Overshadowed by the agony of Kosovo, outshouted by the Dow crossing ten thousand, a surprising news item appeared on page 6 or 15 or so of most American newspapers last week. Social Security has received a stay of execution. Instead of going into the red in 2032, it may survive till 2040 or 2050. Medicare, once expected to tank in 2006, will apparently last till 2012.
Meadows writes: "It's not a combination I would ever have expected to see -- Monsanto and the Grameen Bank. A huge corporation, one-time maker of some of the most pernicious chemicals ever to hit the environment, in partnership with a bank for the poorest of the poor."

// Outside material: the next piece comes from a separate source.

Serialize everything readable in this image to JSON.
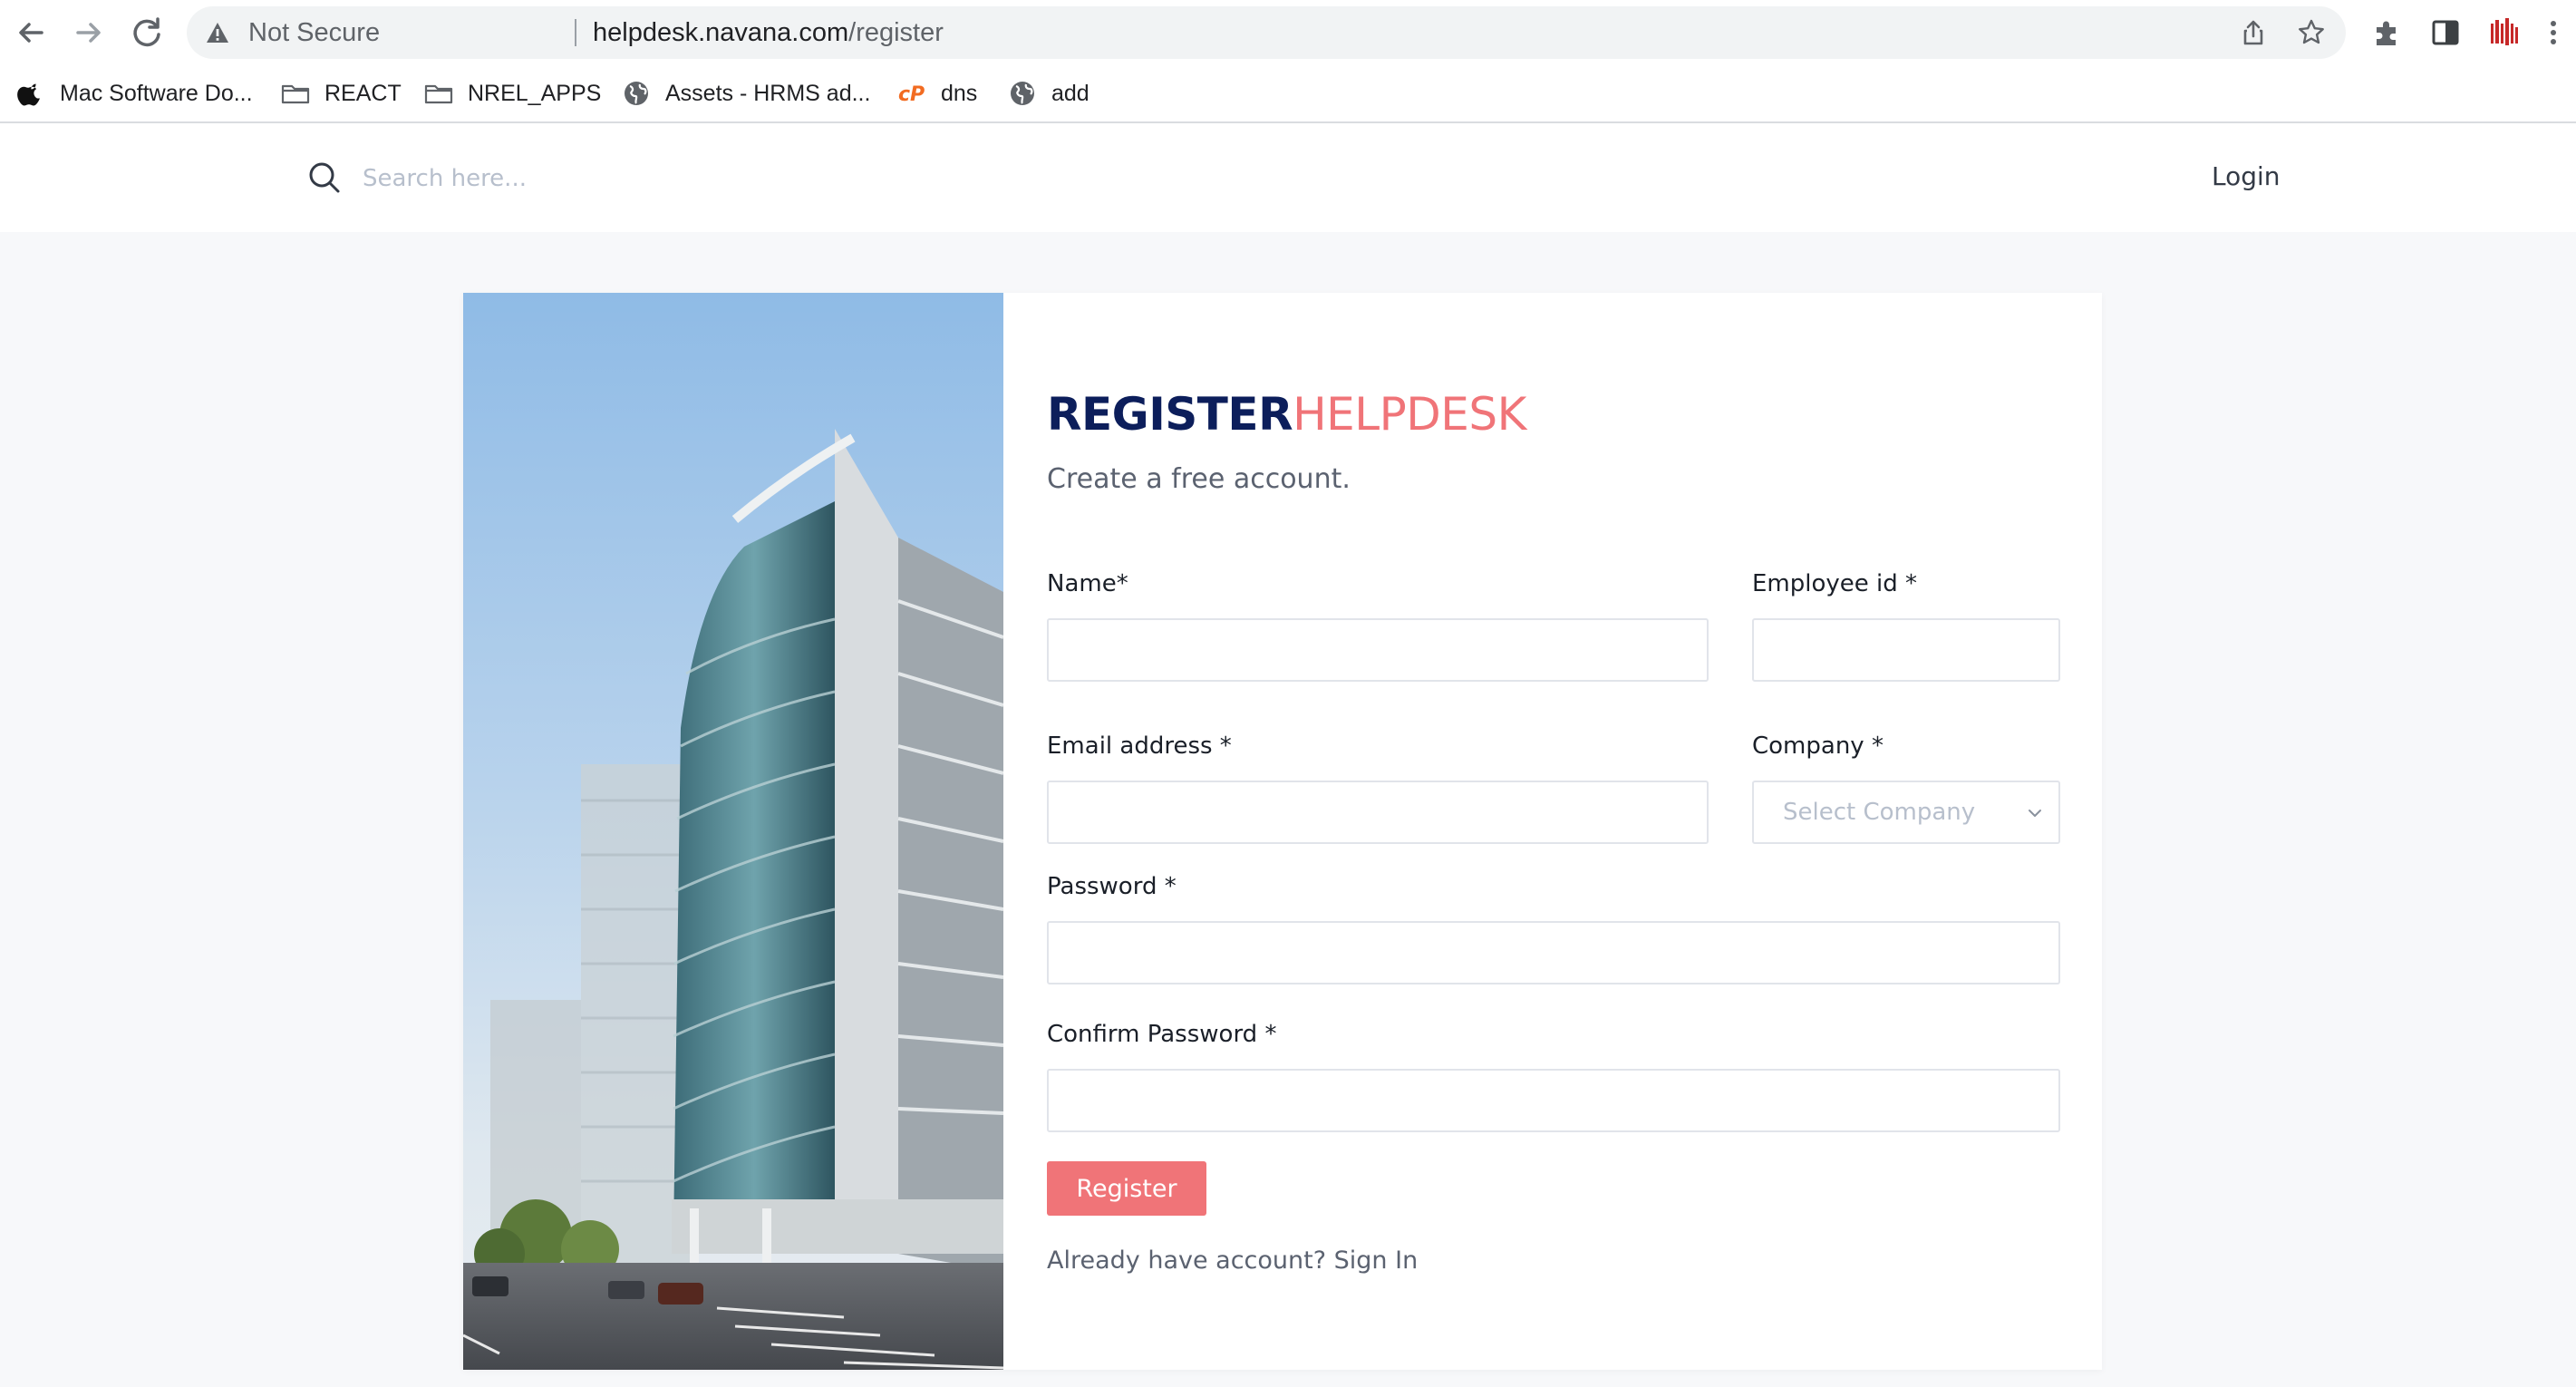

Meadows writes: "Well-off people may feel justified in having a conniption because they can't find the right new outfit or they may get drunk because they have to postpone their vacation. But they can't understand how a poor father can lash out in frustration because he can't find a job, or how an abused teenage girl can turn to drugs or sex for solace. If people could understand, they would see how to take action."
Meadows writes, "This country will be out of oil in 30 years. By 2030 we will pump dry much of the groundwater of the Southwest. We don't hear a peep from our leaders about these problems. But they're in a panic over the possibility that 30 years from now Social Security will go broke. Social Security is the least of our problems."
Donella Meadows looks at the federal budget battle and the politicians who measure wealth in monetary terms. "When one side takes a narrow, absolute stand -- wealth is money, period -- and the other side is broad and mushy -- well, yes, wealth is money, but wealth is other things that don't necessarily have prices -- compromise can move only one direction, toward the absolute. The open question in the budget negotiation was how much non-monetary wealth would be lost. The answer turned out to be: not as much as could have been, but still way too much. But here's the question I really want to ask. Why do we hand so much power to the Scroogish world view that measures wealth only in money? How have we managed to arrange things so that a few prideful men, paid by us, meet in luxurious rooms, paid for by us, and fight for their own pitifully cramped values, using our values, our national wealth, our children, our communities, our forests, and the creatures of nature as bargaining chips?"
Will Social Security be there for you? Most young Americans don't believe it will. Even our leaders, normally oblivious to any problem with a longer time horizon than the next election, regularly stir up alarm that in 2025 or 2005 the Social Security system will go bankrupt. What Donella Meadows sees is a problem not of bankruptcy some day, but of duplicity and injustice right now.
"Driving home last night I heard a snatch of radio discussion about whether we're paying the president enough. Someone suggested that we link his salary to the growth rate of the economy. That made me pound the steering wheel. 'No, you idiot!' I yelled at the radio. 'The president doesn't make the economy grow! Even if he did, economic growth is a lousy measure of how well off we are!'"
Meadows writes: "Once again I stopped listening to the news this week. Not because I don't want to hear someone being grilled about his sex life, though I don't. Not because I'm a fan of Mr. Clinton, which I'm not. No, I ducked the news because I felt that something immensely unfair was happening, and I couldn't bring myself to participate."